• _What is being asked_
Down to the final line, reproduce the entries that follow exactly.

Excerpts from an interface dataset
-----

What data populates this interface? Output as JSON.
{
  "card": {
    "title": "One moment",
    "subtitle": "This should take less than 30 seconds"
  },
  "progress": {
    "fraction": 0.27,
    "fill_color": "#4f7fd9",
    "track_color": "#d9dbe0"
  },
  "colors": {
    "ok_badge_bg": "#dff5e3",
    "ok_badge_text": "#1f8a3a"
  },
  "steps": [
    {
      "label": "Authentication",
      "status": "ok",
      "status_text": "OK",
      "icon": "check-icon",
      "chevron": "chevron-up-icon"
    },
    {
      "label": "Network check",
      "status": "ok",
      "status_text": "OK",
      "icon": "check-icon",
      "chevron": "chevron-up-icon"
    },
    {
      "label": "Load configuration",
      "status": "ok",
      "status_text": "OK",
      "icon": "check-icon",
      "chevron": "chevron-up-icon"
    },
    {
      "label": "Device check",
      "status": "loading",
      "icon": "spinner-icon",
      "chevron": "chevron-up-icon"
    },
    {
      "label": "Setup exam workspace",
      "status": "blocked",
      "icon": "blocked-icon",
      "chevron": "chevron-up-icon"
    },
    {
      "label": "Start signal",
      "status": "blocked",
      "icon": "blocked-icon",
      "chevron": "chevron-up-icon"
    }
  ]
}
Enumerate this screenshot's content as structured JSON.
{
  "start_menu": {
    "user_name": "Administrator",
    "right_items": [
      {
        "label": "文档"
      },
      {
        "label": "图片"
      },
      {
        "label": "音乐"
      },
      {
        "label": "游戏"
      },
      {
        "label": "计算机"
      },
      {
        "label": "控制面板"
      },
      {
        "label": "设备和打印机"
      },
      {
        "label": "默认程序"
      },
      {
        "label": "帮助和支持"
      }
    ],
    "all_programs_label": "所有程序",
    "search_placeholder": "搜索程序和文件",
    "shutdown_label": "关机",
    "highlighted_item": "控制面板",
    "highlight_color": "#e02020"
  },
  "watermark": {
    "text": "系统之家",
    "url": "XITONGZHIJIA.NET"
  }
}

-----

• _Solution below_
What data populates this interface? Output as JSON.
{
  "card": {
    "title": "One moment",
    "subtitle": "This should take less than 30 seconds"
  },
  "progress": {
    "fraction": 0.27,
    "fill_color": "#4f7fd9",
    "track_color": "#d9dbe0"
  },
  "colors": {
    "ok_badge_bg": "#dff5e3",
    "ok_badge_text": "#1f8a3a"
  },
  "steps": [
    {
      "label": "Authentication",
      "status": "ok",
      "status_text": "OK",
      "icon": "check-icon",
      "chevron": "chevron-up-icon"
    },
    {
      "label": "Network check",
      "status": "ok",
      "status_text": "OK",
      "icon": "check-icon",
      "chevron": "chevron-up-icon"
    },
    {
      "label": "Load configuration",
      "status": "ok",
      "status_text": "OK",
      "icon": "check-icon",
      "chevron": "chevron-up-icon"
    },
    {
      "label": "Device check",
      "status": "loading",
      "icon": "spinner-icon",
      "chevron": "chevron-up-icon"
    },
    {
      "label": "Setup exam workspace",
      "status": "blocked",
      "icon": "blocked-icon",
      "chevron": "chevron-up-icon"
    },
    {
      "label": "Start signal",
      "status": "blocked",
      "icon": "blocked-icon",
      "chevron": "chevron-up-icon"
    }
  ]
}
Enumerate this screenshot's content as structured JSON.
{
  "start_menu": {
    "user_name": "Administrator",
    "right_items": [
      {
        "label": "文档"
      },
      {
        "label": "图片"
      },
      {
        "label": "音乐"
      },
      {
        "label": "游戏"
      },
      {
        "label": "计算机"
      },
      {
        "label": "控制面板"
      },
      {
        "label": "设备和打印机"
      },
      {
        "label": "默认程序"
      },
      {
        "label": "帮助和支持"
      }
    ],
    "all_programs_label": "所有程序",
    "search_placeholder": "搜索程序和文件",
    "shutdown_label": "关机",
    "highlighted_item": "控制面板",
    "highlight_color": "#e02020"
  },
  "watermark": {
    "text": "系统之家",
    "url": "XITONGZHIJIA.NET"
  }
}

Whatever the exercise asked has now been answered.